## Exercise requirements:
The number of lines in the entries below holding the word "Quantity" is all that is needed here.

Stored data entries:

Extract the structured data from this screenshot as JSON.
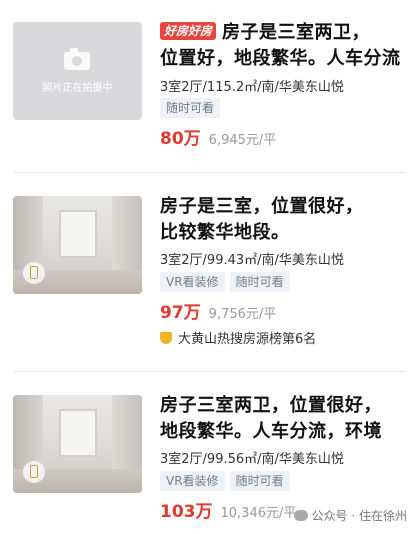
{
  "listings": [
    {
      "hot_badge": "好房好房",
      "photo_caption": "照片正在拍摄中",
      "title_line1": "房子是三室两卫，",
      "title_line2": "位置好，地段繁华。人车分流",
      "meta": "3室2厅/115.2㎡/南/华美东山悦",
      "tags": [
        "随时可看"
      ],
      "price_total": "80万",
      "price_unit": "6,945元/平"
    },
    {
      "title_line1": "房子是三室，位置很好，",
      "title_line2": "比较繁华地段。",
      "meta": "3室2厅/99.43㎡/南/华美东山悦",
      "tags": [
        "VR看装修",
        "随时可看"
      ],
      "price_total": "97万",
      "price_unit": "9,756元/平",
      "rank": "大黄山热搜房源榜第6名"
    },
    {
      "title_line1": "房子三室两卫，位置很好，",
      "title_line2": "地段繁华。人车分流，环境",
      "meta": "3室2厅/99.56㎡/南/华美东山悦",
      "tags": [
        "VR看装修",
        "随时可看"
      ],
      "price_total": "103万",
      "price_unit": "10,346元/平"
    }
  ],
  "watermark": "公众号 · 住在徐州"
}
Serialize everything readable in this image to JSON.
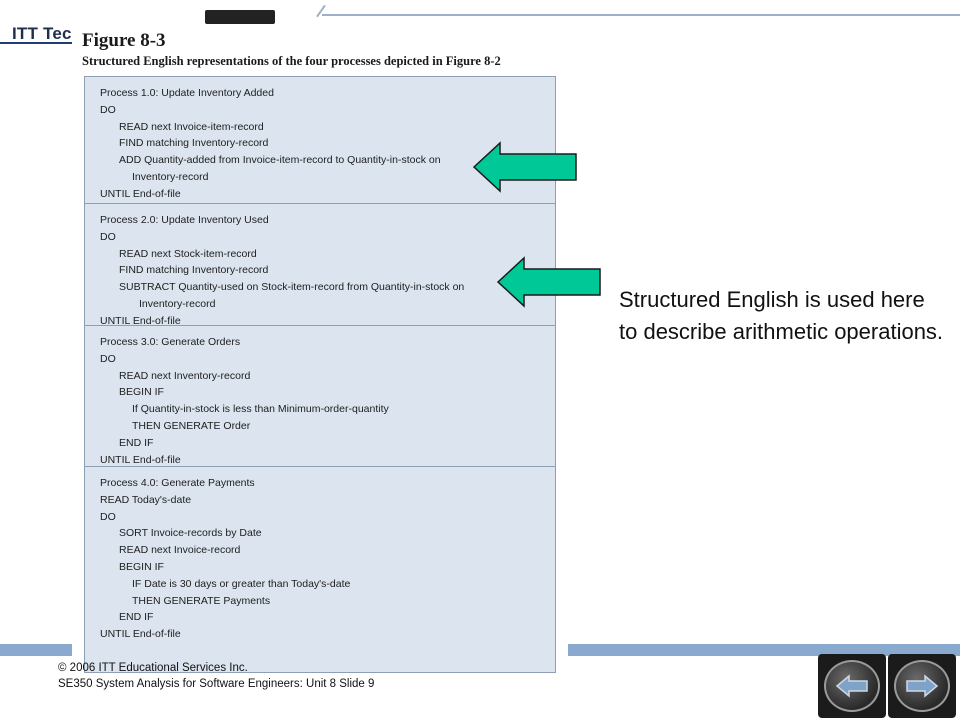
{
  "header": {
    "logo_text": "ITT Tec"
  },
  "figure": {
    "title": "Figure 8-3",
    "caption": "Structured English representations of the four processes depicted in Figure 8-2",
    "processes": [
      {
        "lines": [
          {
            "indent": 0,
            "text": "Process 1.0: Update Inventory Added"
          },
          {
            "indent": 0,
            "text": "DO"
          },
          {
            "indent": 1,
            "text": "READ next Invoice-item-record"
          },
          {
            "indent": 1,
            "text": "FIND matching Inventory-record"
          },
          {
            "indent": 1,
            "text": "ADD Quantity-added from Invoice-item-record to Quantity-in-stock on"
          },
          {
            "indent": 2,
            "text": "Inventory-record"
          },
          {
            "indent": 0,
            "text": "UNTIL End-of-file"
          }
        ]
      },
      {
        "lines": [
          {
            "indent": 0,
            "text": "Process 2.0: Update Inventory Used"
          },
          {
            "indent": 0,
            "text": "DO"
          },
          {
            "indent": 1,
            "text": "READ next Stock-item-record"
          },
          {
            "indent": 1,
            "text": "FIND matching Inventory-record"
          },
          {
            "indent": 1,
            "text": "SUBTRACT Quantity-used on Stock-item-record from Quantity-in-stock on"
          },
          {
            "indent": 3,
            "text": "Inventory-record"
          },
          {
            "indent": 0,
            "text": "UNTIL End-of-file"
          }
        ]
      },
      {
        "lines": [
          {
            "indent": 0,
            "text": "Process 3.0: Generate Orders"
          },
          {
            "indent": 0,
            "text": "DO"
          },
          {
            "indent": 1,
            "text": "READ next Inventory-record"
          },
          {
            "indent": 1,
            "text": "BEGIN IF"
          },
          {
            "indent": 2,
            "text": "If Quantity-in-stock is less than Minimum-order-quantity"
          },
          {
            "indent": 2,
            "text": "THEN GENERATE Order"
          },
          {
            "indent": 1,
            "text": "END IF"
          },
          {
            "indent": 0,
            "text": "UNTIL End-of-file"
          }
        ]
      },
      {
        "lines": [
          {
            "indent": 0,
            "text": "Process 4.0: Generate Payments"
          },
          {
            "indent": 0,
            "text": "READ Today's-date"
          },
          {
            "indent": 0,
            "text": "DO"
          },
          {
            "indent": 1,
            "text": "SORT Invoice-records by Date"
          },
          {
            "indent": 1,
            "text": "READ next Invoice-record"
          },
          {
            "indent": 1,
            "text": "BEGIN IF"
          },
          {
            "indent": 2,
            "text": "IF Date is 30 days or greater than Today's-date"
          },
          {
            "indent": 2,
            "text": "THEN GENERATE Payments"
          },
          {
            "indent": 1,
            "text": "END IF"
          },
          {
            "indent": 0,
            "text": "UNTIL End-of-file"
          }
        ]
      }
    ]
  },
  "note": {
    "text": "Structured English is used here to describe arithmetic operations."
  },
  "footer": {
    "copyright": "© 2006 ITT Educational Services Inc.",
    "course": "SE350 System Analysis for Software Engineers: Unit 8 Slide 9"
  },
  "icons": {
    "prev": "arrow-left-icon",
    "next": "arrow-right-icon"
  },
  "colors": {
    "arrow_fill": "#00c896",
    "box_fill": "#dbe4ef",
    "footer_band": "#8aa9cf"
  }
}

## Exercise result:
3